The contents of this page may be found at The contents are copyright. Although every effort has been made to ensure the accuracy of information, no reliance may be placed on the accuracy of the contents or any price found on this site. Any and all information should be used for reference purposes only. This site is neither owned nor operated by Mecer™©, but it is offered as an extension to as a reseller service to the public. We hold no claim whatsoever to the brand/s, logo/s or any other property or rights owned by Mecer™©. The information and pricing may have been valid prior to this page being captured, however, a print is not a valid advertisement for pricing nor specifications, and only products that have been sent by quote are valid. Prices are subject to change without prior notice. T&C's apply.

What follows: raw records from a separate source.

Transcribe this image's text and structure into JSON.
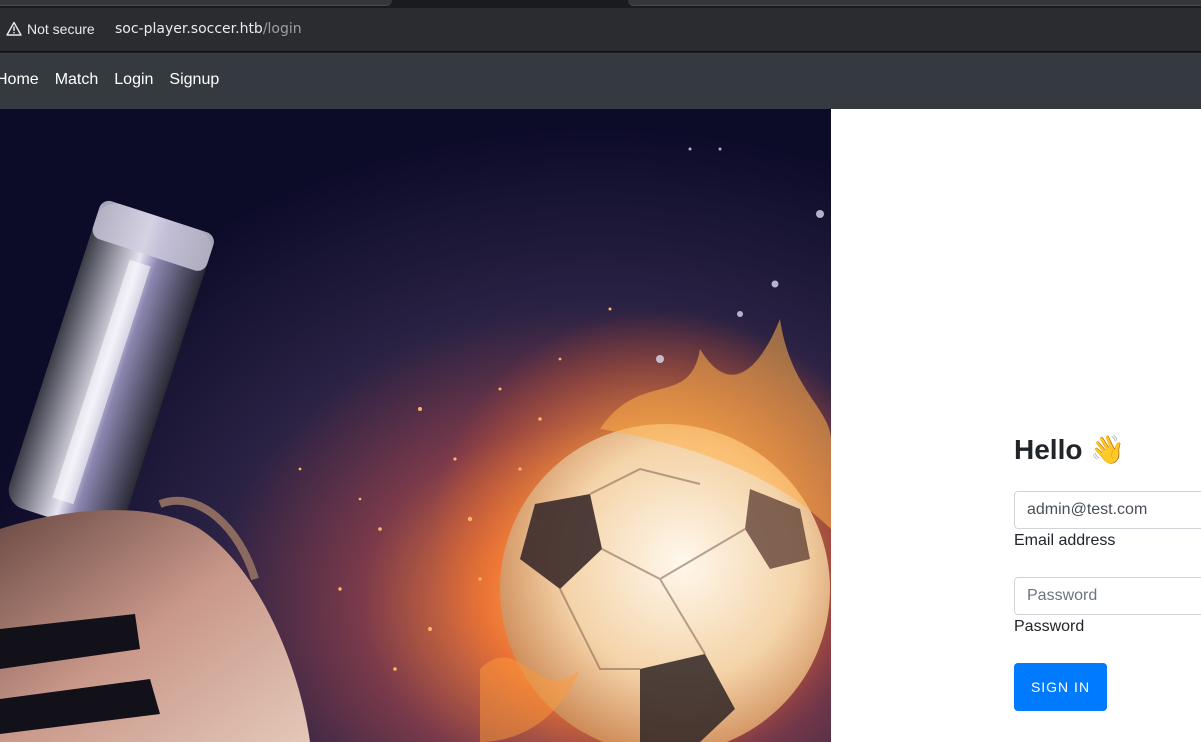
{
  "browser": {
    "security_label": "Not secure",
    "url_host": "soc-player.soccer.htb",
    "url_path": "/login"
  },
  "navbar": {
    "links": [
      "Home",
      "Match",
      "Login",
      "Signup"
    ]
  },
  "login": {
    "greeting": "Hello 👋",
    "email_value": "admin@test.com",
    "email_label": "Email address",
    "password_placeholder": "Password",
    "password_label": "Password",
    "signin_label": "SIGN IN"
  },
  "colors": {
    "navbar_bg": "#343a40",
    "primary_button": "#007bff"
  }
}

Computer Chassis

Please select a subcategory below

Computer cases   

The ATX case:

ATX (Advanced Technology eXtended) is a motherboard form factor specification developed by Intel in 1995. A full-size ATX board is 12 x 9.6 in (305 x 244 mm). This allows many ATX form factor chassis to accept microATX boards as well.

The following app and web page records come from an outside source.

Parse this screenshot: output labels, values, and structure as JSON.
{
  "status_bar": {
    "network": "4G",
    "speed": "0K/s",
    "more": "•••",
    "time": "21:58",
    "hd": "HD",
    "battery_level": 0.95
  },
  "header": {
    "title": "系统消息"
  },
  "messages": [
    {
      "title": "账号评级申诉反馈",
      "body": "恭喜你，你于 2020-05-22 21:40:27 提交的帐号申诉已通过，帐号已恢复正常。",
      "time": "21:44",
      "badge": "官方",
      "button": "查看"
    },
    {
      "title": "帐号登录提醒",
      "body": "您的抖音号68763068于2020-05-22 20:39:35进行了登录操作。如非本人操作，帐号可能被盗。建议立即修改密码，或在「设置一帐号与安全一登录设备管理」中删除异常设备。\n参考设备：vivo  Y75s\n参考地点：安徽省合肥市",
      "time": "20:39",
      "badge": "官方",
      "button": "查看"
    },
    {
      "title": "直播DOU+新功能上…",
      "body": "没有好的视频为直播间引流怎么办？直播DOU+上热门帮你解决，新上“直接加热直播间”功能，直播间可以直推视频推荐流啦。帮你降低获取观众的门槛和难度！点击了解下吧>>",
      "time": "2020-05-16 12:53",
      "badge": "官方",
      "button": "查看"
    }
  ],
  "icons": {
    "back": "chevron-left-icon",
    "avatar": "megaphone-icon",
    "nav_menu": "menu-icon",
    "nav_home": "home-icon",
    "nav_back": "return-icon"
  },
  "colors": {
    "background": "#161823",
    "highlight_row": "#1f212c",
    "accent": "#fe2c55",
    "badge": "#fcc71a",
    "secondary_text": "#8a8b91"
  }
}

The BTX case:

BTX (for Balanced Technology Extended) is a form factor for motherboards, originally intended to be the replacement for the aging ATX motherboard form factor in late 2004 and early 2005. It was designed to alleviate some of the issues that arose from using newer technologies (which often demand more power and create more heat) on motherboards compliant with the circa-1996 ATX specification.

The ATX and BTX standards were both proposed by Intel. Intel's decision to refocus on low-power CPUs, after suffering scaling and thermal issues with the Pentium 4, has added some doubt to the future of the form factor. The first company to implement BTX was Gateway Inc, followed by Dell and MPC. Apple's Mac Pro utilizes some elements of the BTX design system as well but is not BTX compliant, rather using a proprietary form factor. However, future development of BTX retail products by Intel was canceled in September 2006. Many companies now use proprietary form factors.

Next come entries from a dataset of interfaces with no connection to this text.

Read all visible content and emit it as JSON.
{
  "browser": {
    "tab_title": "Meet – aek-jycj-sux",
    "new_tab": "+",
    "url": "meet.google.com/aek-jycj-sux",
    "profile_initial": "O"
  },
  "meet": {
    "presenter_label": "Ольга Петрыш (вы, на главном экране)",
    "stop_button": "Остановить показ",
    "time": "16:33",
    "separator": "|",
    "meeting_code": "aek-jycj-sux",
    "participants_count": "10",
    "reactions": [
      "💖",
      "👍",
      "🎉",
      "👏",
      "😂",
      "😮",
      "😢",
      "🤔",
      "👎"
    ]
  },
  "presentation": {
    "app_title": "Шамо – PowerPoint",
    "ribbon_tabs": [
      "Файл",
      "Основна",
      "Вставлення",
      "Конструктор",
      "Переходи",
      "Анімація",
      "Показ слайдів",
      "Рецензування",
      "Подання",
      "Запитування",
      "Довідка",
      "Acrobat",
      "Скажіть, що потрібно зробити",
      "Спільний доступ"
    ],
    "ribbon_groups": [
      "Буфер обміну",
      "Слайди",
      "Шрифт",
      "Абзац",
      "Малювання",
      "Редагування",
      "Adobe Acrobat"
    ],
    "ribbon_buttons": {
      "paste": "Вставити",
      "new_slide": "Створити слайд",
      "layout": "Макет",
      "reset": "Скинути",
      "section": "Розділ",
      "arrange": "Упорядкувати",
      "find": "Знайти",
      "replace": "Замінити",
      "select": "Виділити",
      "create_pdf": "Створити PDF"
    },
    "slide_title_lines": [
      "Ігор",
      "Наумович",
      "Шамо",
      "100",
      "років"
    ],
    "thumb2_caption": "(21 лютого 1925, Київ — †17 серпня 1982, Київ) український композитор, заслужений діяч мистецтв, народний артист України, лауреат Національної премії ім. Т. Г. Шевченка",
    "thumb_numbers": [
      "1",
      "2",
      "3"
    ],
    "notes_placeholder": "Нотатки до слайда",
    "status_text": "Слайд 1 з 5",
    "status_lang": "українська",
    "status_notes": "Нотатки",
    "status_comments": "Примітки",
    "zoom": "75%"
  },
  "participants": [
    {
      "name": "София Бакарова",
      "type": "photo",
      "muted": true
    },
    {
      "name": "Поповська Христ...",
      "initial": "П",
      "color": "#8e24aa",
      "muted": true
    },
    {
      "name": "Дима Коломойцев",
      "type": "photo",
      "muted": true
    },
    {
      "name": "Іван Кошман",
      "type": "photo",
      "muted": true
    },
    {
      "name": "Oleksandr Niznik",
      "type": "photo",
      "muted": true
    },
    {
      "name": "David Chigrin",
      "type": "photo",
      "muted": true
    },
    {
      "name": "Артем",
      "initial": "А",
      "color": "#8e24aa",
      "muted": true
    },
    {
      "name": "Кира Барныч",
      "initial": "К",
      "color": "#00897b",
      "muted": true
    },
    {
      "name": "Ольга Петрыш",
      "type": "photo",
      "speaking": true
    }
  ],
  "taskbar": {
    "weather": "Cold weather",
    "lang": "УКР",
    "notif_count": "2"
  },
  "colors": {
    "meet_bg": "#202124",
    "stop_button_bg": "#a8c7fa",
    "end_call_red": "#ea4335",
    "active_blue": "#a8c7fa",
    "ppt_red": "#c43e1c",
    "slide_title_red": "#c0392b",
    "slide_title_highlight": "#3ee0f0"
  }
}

The mini-ATX case:

Mini-ATX is a 15 x 15 cm (or 5.9 x 5.9 inches) motherboard form factor developed by Aopen Inc. Mini-ATX is slightly smaller than Mini-ITX. Mini-ATX motherboards were designed with MoDT (Mobile on Desktop Technology) which adapt mobile CPU for lower power requirement and less heat generation, which makes them ideal for home theater PC (HTPC) and car PC for consumer and application PC for industrial.

The mini-ITX case:

Mini-ITX is a 17 x 17 cm (or 6.7 x 6.7 inches) low-power motherboard form factor developed by VIA Technologies in 2001. Mini-ITX is slightly smaller than microATX. Mini-ITX boards can often be passively cooled due to their low power consumption architecture, which makes them useful for home theater PC systems, where fan noise can detract from the cinema experience.

The micro-ATX (uATX) case:

microATX, also known as uATX (sometimes transliterated as mATX or uATX on Internet forums) is a standard for motherboards that was introduced in December 1997. The maximum size of a microATX motherboard is 244 mm x 244 mm (9.6 in x 9.6 in), but some microATX boards can be as small as 171.45 mm x 171.45 mm (6.75 in x 6.75 in). The standard ATX size is 25% longer, at 305 mm x 244 mm (12 in x 9.6 in).

Computer power supplies (PSU)

The Power supply for the computer case may be optional. Our website tries to differentiate between the computer case that include a power supply and those that don't.

Some cases do not include a power supply because it is normally cheaper to fit your own power supply if you have specific needs - for example, a home user would only require a basic power supply whereas a gamer or graphics developer would require an expensive, powerful power supply that can connect to one or several graphics cards and several drives. 

Computer cases for home users

Home users do not require designer computer cases, the standard home user only need a basic computer case that will fit into the space that is available within the living area of the room.

We recommend researching the case based on your space requirements.

Computer cases for business users

Business users do not require designer computer cases unless they would like to make a special impact on clients and customers.

Businesses tend to chose smaller computer cases to save space around their workspace.

Businesses prefer to buy ready-built branded computers as found here.

Some businesses prefer hybrid computers that include a monitor and computer as a single unit.

To save on costs, virtual computing solutions may be an option.

Computers cases for gamers

Gamers enjoy the options they have when it comes to gamer's cases. Computer cases for gamers do not include power supplies, which gives the purchaser the freedom and flexibility to chose their own power supply based on their requirements.

Power supplies for gaming graphics cards

It is recommended that customers check their power supply requirement before purchasing a computer case. It may be cheaper to buy a computer case without a power supply and then to purchase a separate power supply. A computer case with a built-in power supply is sufficient for basic home and business use, however, if a gaming graphics card is used, a larger power supply may be required.


ADSL and Fibre